A couple of moths after moving in, Mandy sent me my first strawberry plant, from her own garden. I planted it in a pot and hoped for the best. I read a lot about caring for strawberries, and how they’d send out runners that could be anchored into the soil to produce new plants, so we enjoyed a few strawberries but mostly let Nature do her thing and create us some new plants.


We grew four plants in total this year. The initial plant from Mandy, plus the three plants that were produced from its runners, which I potted up into a planter.

This year we achieved the first truly bright shiny strawberries bursting with freshness that I have ever seen in my life. Nothing in the supermarket compares to the shine of a strawberry picked at exactly the right moment, I am convinced of it.

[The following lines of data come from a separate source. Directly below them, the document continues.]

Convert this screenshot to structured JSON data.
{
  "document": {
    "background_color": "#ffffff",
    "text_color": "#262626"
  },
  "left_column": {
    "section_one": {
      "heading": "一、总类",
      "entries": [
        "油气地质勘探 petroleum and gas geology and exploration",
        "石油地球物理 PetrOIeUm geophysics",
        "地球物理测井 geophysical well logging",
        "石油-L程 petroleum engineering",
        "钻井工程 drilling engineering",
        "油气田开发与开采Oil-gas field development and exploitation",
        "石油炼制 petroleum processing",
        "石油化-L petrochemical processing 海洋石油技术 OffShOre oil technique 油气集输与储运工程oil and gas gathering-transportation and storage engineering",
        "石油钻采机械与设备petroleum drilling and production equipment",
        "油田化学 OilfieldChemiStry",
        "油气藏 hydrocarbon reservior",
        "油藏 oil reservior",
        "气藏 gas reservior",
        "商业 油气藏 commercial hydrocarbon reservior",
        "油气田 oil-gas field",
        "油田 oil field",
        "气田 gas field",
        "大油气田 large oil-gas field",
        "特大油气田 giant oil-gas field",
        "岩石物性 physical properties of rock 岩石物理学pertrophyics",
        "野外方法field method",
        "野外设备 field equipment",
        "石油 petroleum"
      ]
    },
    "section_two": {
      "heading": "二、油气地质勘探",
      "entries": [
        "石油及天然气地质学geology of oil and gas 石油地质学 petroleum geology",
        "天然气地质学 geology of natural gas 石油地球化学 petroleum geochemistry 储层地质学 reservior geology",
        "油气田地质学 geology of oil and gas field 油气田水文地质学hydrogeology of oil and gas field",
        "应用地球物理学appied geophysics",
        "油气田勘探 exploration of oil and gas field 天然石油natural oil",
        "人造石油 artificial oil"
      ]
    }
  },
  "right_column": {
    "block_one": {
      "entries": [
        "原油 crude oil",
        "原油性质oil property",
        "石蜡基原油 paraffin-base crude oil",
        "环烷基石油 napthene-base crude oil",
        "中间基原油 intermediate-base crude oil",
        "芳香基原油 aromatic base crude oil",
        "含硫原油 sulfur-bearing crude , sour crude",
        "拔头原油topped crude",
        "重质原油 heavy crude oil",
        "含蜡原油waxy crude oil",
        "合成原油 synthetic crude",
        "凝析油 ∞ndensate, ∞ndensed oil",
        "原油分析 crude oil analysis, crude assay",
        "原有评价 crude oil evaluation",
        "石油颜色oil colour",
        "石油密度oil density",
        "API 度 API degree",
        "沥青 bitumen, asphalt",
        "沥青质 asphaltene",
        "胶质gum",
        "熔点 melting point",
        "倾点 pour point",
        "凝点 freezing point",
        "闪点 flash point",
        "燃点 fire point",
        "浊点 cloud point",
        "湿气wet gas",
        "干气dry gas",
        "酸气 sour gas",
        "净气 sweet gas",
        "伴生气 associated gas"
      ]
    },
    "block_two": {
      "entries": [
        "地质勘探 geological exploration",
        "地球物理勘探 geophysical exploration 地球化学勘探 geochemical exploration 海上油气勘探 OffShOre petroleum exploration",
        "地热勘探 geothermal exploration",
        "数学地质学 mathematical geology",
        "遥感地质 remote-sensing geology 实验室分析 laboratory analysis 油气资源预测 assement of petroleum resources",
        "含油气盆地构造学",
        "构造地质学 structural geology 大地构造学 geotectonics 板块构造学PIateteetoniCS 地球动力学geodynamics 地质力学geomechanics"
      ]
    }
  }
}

Now of my main goals for the garden this year was to produce enough strawberries to make a pot of jam. I had won a metal raised bed on Instagram, and decided to make it my strawberry bed, hoping the strawberry plants would have room to increase inside when they were not confined to a pot. I ordered twenty ‘Elsanta’ strawberry plants from Plants Direct, which worked out to 50p for each plant. They arrived covered in mud and looking scrawny in their bare root form, and I didn’t think they were going to grow particularly well, but they produced amazingly, and I ended up with about 5kg of strawberries and enough jam to last us well over a year.


We are overhauling the strawberry bed. Last year’s jam experiment was fantastic, but the plants have spread incredibly quickly in the deep bed as they grew so fast and beautifully that I couldn’t see the runners that all made a bid for life.

February, Week 1

We have thinned out the strawberry plants, reducing the number by about two thirds. I have kept the 18 strongest plants from various ‘generations’ of strawberry plant that have been in the garden for the last three years. Some older and bigger, some newer and smaller, but all looked healthy and strong.

The other 40+ plants have been put aside. I will put the largest one of them, the grandaddy plant, into a pot of its own. A few are going to live with Ma and the rest will be put outside in case any friend or neighbour would find them useful.

I’ve planted the Strawberries further apart, in a much more regimented placement with plenty of room between the two rows. At the very back of the deep metal bed I am going to plant four asparagus, which are supposed to be a good companion plant to strawberries.